This summer, I traveled 1,453 miles across the state to ask 12 women the same questions: When was a time that you were fearless? What does being fearless mean to you? What does it look like? What does it feel like? 

In doing so, I’ve had a lot of time to reflect on my own personal definition of the word. For me, I am fearless by simply living my life. As an introvert, waking up to a day full of meetings, interviews and photo assignments can be daunting. Walking out my front door, stepping into a world where an invisible disease has infected more than 40 million people, is scary. Heck, as a young woman who still feels like she should be in high school, doing adult things like applying for a car loan, filing taxes and scheduling doctor’s appointments make me anxious.

I hesitate to even consider myself as a fearless person. I’m not alone in that, either. Nearly all of the women I interviewed mentioned that they don’t see themselves as fearless. Rather, they are often full of fear, but manage to muster up the strength to face whatever they’re going through. 

Being fearless isn’t always a mighty feeling; it’s often small and tucked away, masked behind more dominant feelings of anger, terror, passion or love. 

Fearless is being courageous, honest, confident, persistent, brave, purposeful, daring, resilient, authentic, unselfish, passionate and perseverent. 

View the whole issue here.

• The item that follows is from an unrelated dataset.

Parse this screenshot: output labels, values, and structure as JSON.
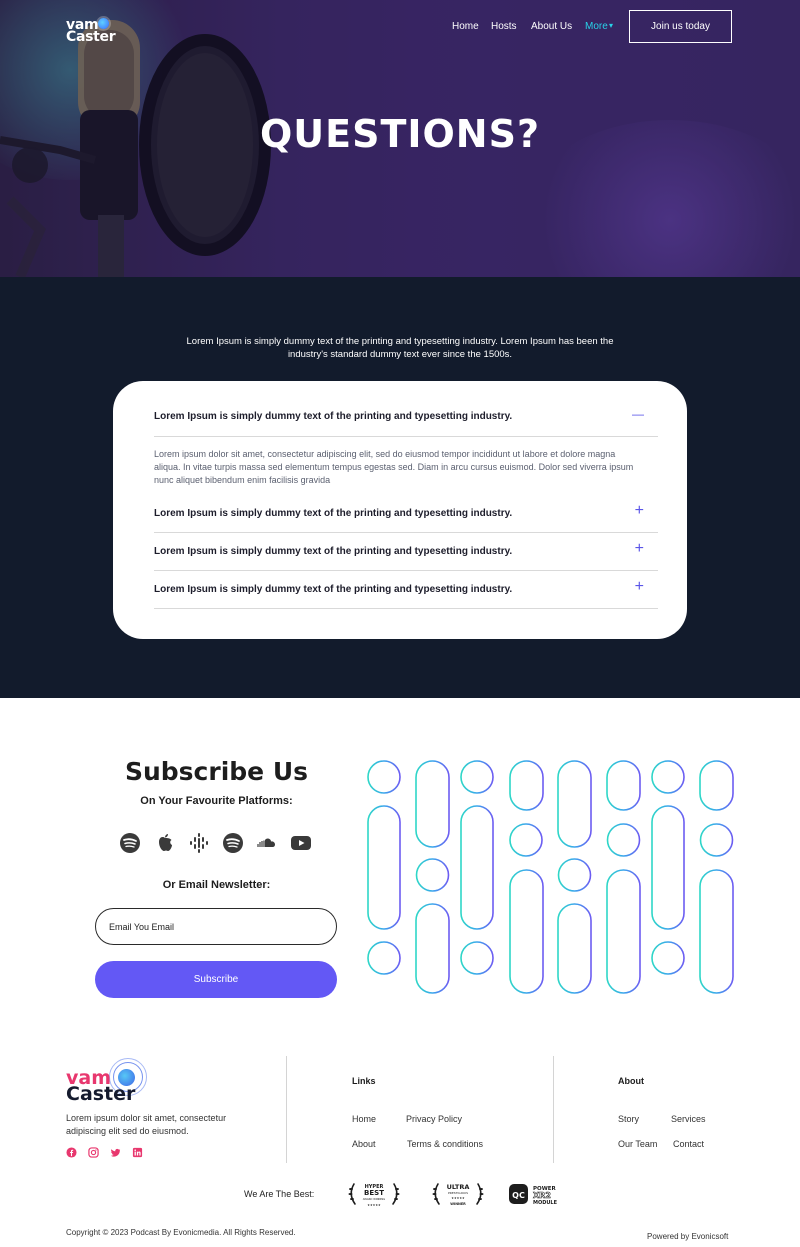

Being fearless is living your life to its fullest, despite the challenges it brings. Read Aly Wenner’s story
Being fearless is having the courage to leave an abusive relationship. Ready Melissa Vine’s story
Being fearless is telling the truth, even when it’s not always welcome. Read Megan Srinivasstory
Being fearless is being who you really are. Read Elle Wyant‘s story
Being fearless is continuing to do the right thing, despite it being unpopular. Read Joli Vollers story
Being fearless is doing something that terrifies you. Read Beth Shelton’s story
Being fearless is standing up for what’s right. Read Maria Alcivar’s story
Being fearless is competing in a sport where the goal is to injure someone. Read Karen Mackey‘s story
Being fearless is acting upon a calling. Read Amber Collins’ story
Being fearless is running for political office as a college student. Read Rachel Junck’s story
Being fearless is teaching others about differing perspectives. Read Amy Getty’s story
Being fearless is surviving a sexual assault and fighting for justice. Read Vanessa McNeal’s story

These women’s stories are purposely told in their own words to empower their voices. All of the stories have been edited and condensed for clarity.

As you engage with them, I encourage you to really take the time to empathize and find ways to relate. Then, ask yourself: When was a time that YOU felt fearless? What does it mean to be fearless? Write it down. Draw it. Share it with others. Or simply keep it for yourself. 

At its core, Fearless aims to amplify the perspectives of all Iowa women and gender-nonconforming individuals. The stories in this issue represent all of us. We are all fearless.